# Exercise
Determine the number of lines in the data that contain "points". Answer with that number only.

|---|

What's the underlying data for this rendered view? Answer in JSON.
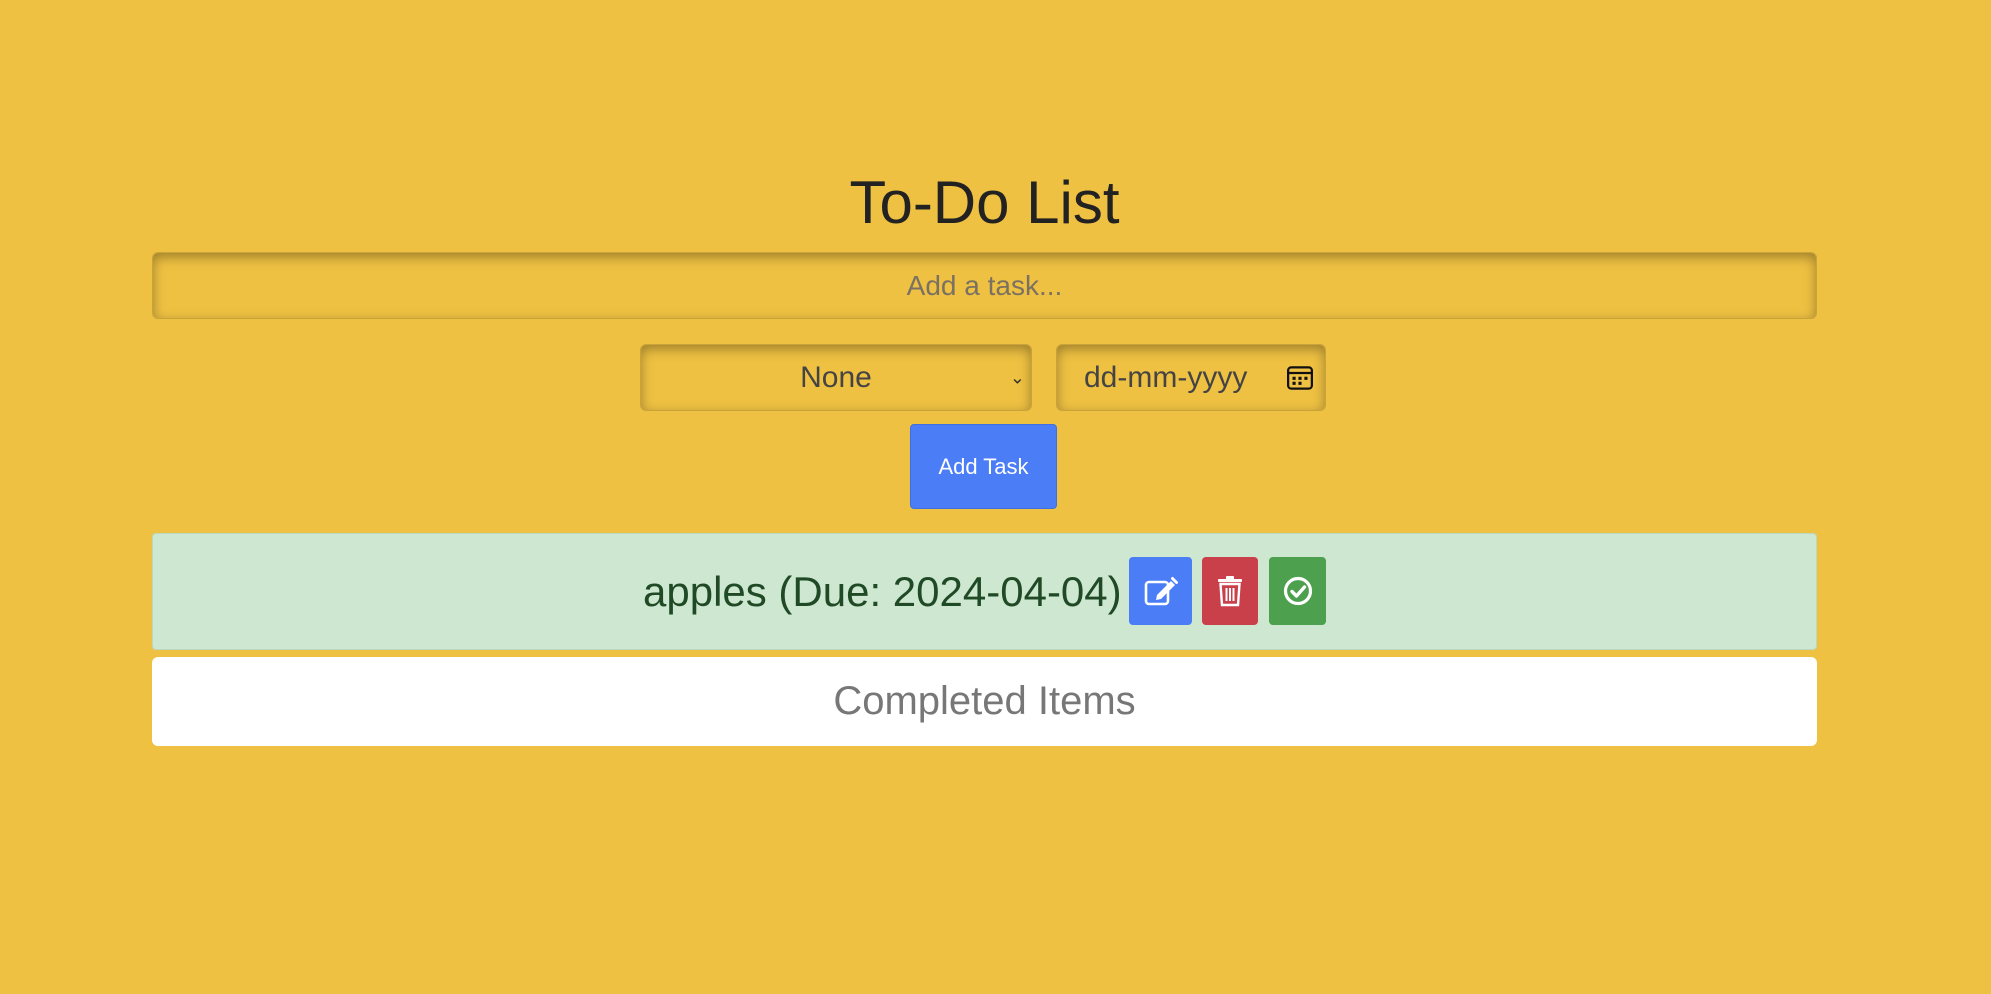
{
  "app": {
    "title": "To-Do List"
  },
  "form": {
    "task_placeholder": "Add a task...",
    "task_value": "",
    "priority_selected": "None",
    "date_placeholder": "dd-mm-yyyy",
    "add_button_label": "Add Task"
  },
  "tasks": [
    {
      "text": "apples (Due: 2024-04-04)",
      "actions": [
        "edit-icon",
        "trash-icon",
        "check-circle-icon"
      ]
    }
  ],
  "completed": {
    "heading": "Completed Items"
  },
  "colors": {
    "background": "#EFC142",
    "primary": "#4A7DF6",
    "danger": "#C9404A",
    "success": "#4CA04E",
    "task_bg": "#CDE7D0"
  }
}
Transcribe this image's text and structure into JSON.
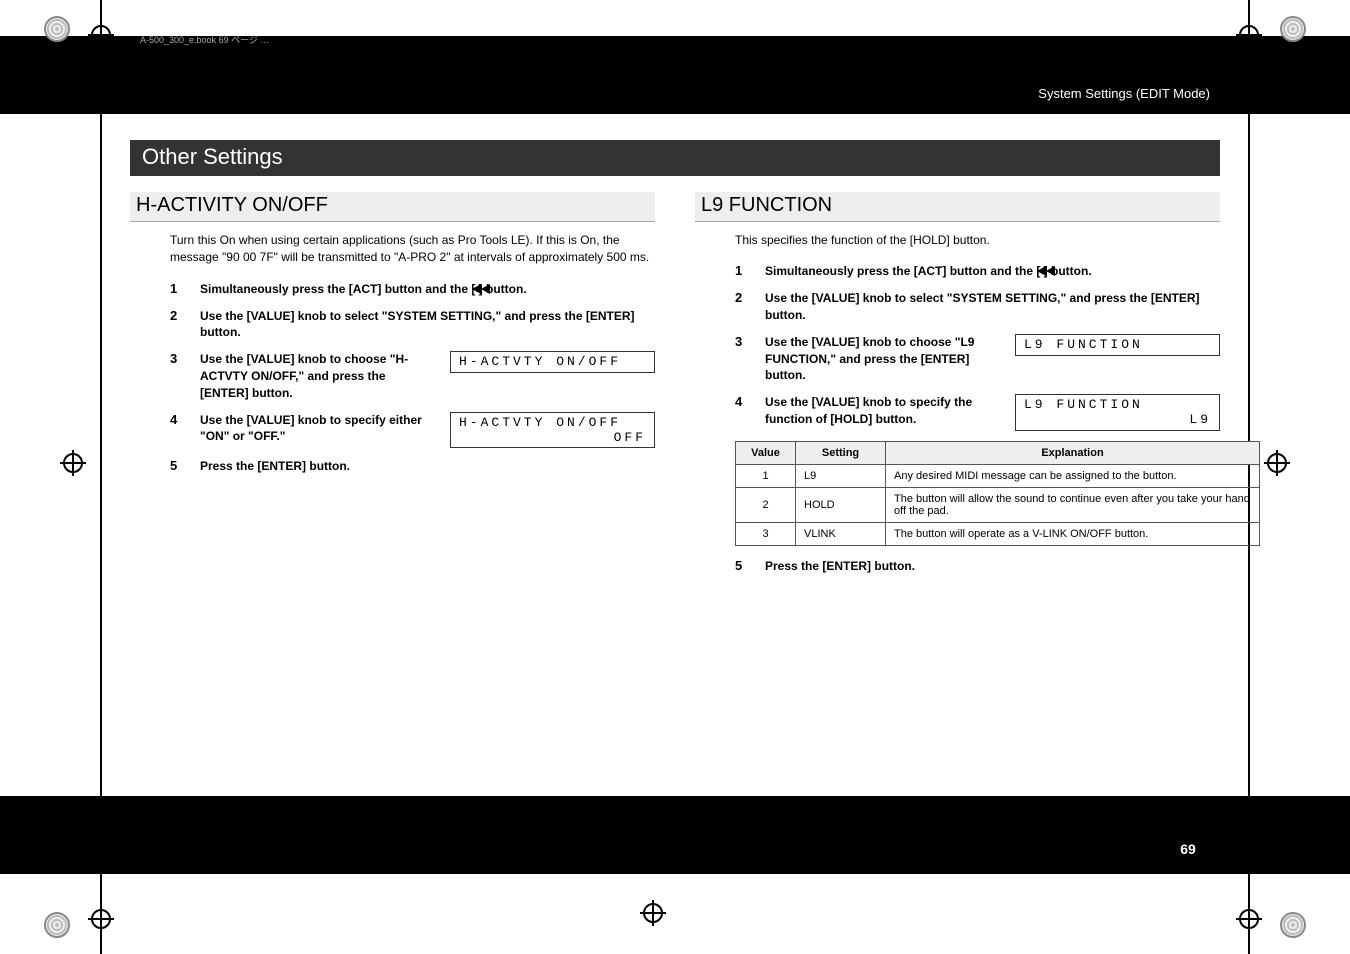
{
  "header": {
    "breadcrumb": "System Settings (EDIT Mode)",
    "slug": "A-500_300_e.book  69 ページ  …"
  },
  "section_title": "Other Settings",
  "left": {
    "heading": "H-ACTIVITY ON/OFF",
    "intro": "Turn this On when using certain applications (such as Pro Tools LE). If this is On, the message \"90 00 7F\" will be transmitted to \"A-PRO 2\" at intervals of approximately 500 ms.",
    "step1": "Simultaneously press the [ACT] button and the [        ] button.",
    "step2": "Use the [VALUE] knob to select \"SYSTEM SETTING,\" and press the [ENTER] button.",
    "step3": "Use the [VALUE] knob to choose \"H-ACTVTY ON/OFF,\" and press the [ENTER] button.",
    "step4": "Use the [VALUE] knob to specify either \"ON\" or \"OFF.\"",
    "step5": "Press the [ENTER] button.",
    "lcd1": "H-ACTVTY ON/OFF",
    "lcd2_line1": "H-ACTVTY ON/OFF",
    "lcd2_line2": "OFF"
  },
  "right": {
    "heading": "L9 FUNCTION",
    "intro": "This specifies the function of the [HOLD] button.",
    "step1": "Simultaneously press the [ACT] button and the [        ] button.",
    "step2": "Use the [VALUE] knob to select \"SYSTEM SETTING,\" and press the [ENTER] button.",
    "step3": "Use the [VALUE] knob to choose \"L9 FUNCTION,\" and press the [ENTER] button.",
    "step4": "Use the [VALUE] knob to specify the function of [HOLD] button.",
    "step5": "Press the [ENTER] button.",
    "lcd1": "L9 FUNCTION",
    "lcd2_line1": "L9 FUNCTION",
    "lcd2_line2": "L9"
  },
  "table": {
    "headers": {
      "value": "Value",
      "setting": "Setting",
      "explanation": "Explanation"
    },
    "rows": [
      {
        "value": "1",
        "setting": "L9",
        "explanation": "Any desired MIDI message can be assigned to the button."
      },
      {
        "value": "2",
        "setting": "HOLD",
        "explanation": "The button will allow the sound to continue even after you take your hand off the pad."
      },
      {
        "value": "3",
        "setting": "VLINK",
        "explanation": "The button will operate as a V-LINK ON/OFF button."
      }
    ]
  },
  "page_number": "69"
}
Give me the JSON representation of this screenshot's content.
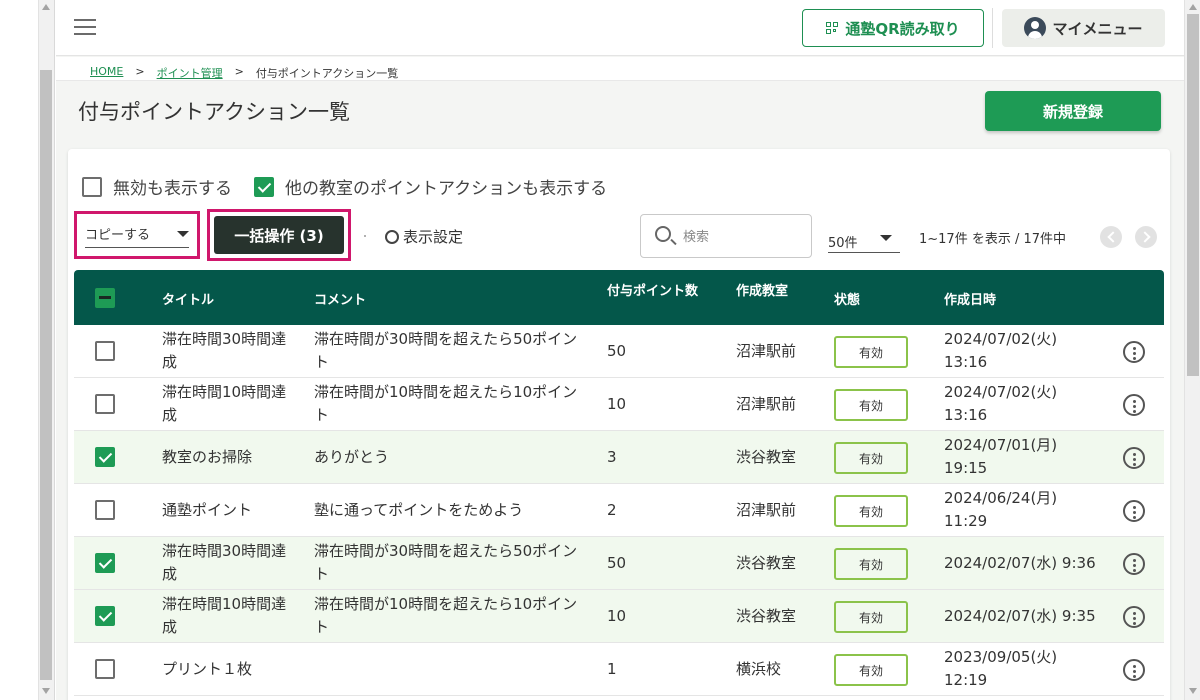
{
  "header": {
    "qr_button": "通塾QR読み取り",
    "my_menu": "マイメニュー"
  },
  "breadcrumb": {
    "home": "HOME",
    "sep": ">",
    "points": "ポイント管理",
    "current": "付与ポイントアクション一覧"
  },
  "page": {
    "title": "付与ポイントアクション一覧",
    "new_button": "新規登録"
  },
  "filters": {
    "show_disabled": {
      "label": "無効も表示する",
      "checked": false
    },
    "show_other_rooms": {
      "label": "他の教室のポイントアクションも表示する",
      "checked": true
    }
  },
  "toolbar": {
    "copy_select": "コピーする",
    "bulk_button": "一括操作 (3)",
    "display_settings": "表示設定",
    "search_placeholder": "検索",
    "per_page": "50件",
    "range": "1~17件 を表示 / 17件中"
  },
  "table": {
    "headers": {
      "title": "タイトル",
      "comment": "コメント",
      "points": "付与ポイント数",
      "room": "作成教室",
      "status": "状態",
      "created": "作成日時"
    },
    "rows": [
      {
        "checked": false,
        "title": "滞在時間30時間達成",
        "comment": "滞在時間が30時間を超えたら50ポイント",
        "points": "50",
        "room": "沼津駅前",
        "status": "有効",
        "created": "2024/07/02(火) 13:16"
      },
      {
        "checked": false,
        "title": "滞在時間10時間達成",
        "comment": "滞在時間が10時間を超えたら10ポイント",
        "points": "10",
        "room": "沼津駅前",
        "status": "有効",
        "created": "2024/07/02(火) 13:16"
      },
      {
        "checked": true,
        "title": "教室のお掃除",
        "comment": "ありがとう",
        "points": "3",
        "room": "渋谷教室",
        "status": "有効",
        "created": "2024/07/01(月) 19:15"
      },
      {
        "checked": false,
        "title": "通塾ポイント",
        "comment": "塾に通ってポイントをためよう",
        "points": "2",
        "room": "沼津駅前",
        "status": "有効",
        "created": "2024/06/24(月) 11:29"
      },
      {
        "checked": true,
        "title": "滞在時間30時間達成",
        "comment": "滞在時間が30時間を超えたら50ポイント",
        "points": "50",
        "room": "渋谷教室",
        "status": "有効",
        "created": "2024/02/07(水) 9:36"
      },
      {
        "checked": true,
        "title": "滞在時間10時間達成",
        "comment": "滞在時間が10時間を超えたら10ポイント",
        "points": "10",
        "room": "渋谷教室",
        "status": "有効",
        "created": "2024/02/07(水) 9:35"
      },
      {
        "checked": false,
        "title": "プリント１枚",
        "comment": "",
        "points": "1",
        "room": "横浜校",
        "status": "有効",
        "created": "2023/09/05(火) 12:19"
      }
    ]
  },
  "colors": {
    "brand_green": "#1e9b55",
    "header_teal": "#04574a",
    "highlight_magenta": "#d0176c",
    "status_border": "#8bc34a",
    "selected_row": "#f1f9ee"
  }
}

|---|

# Your response
9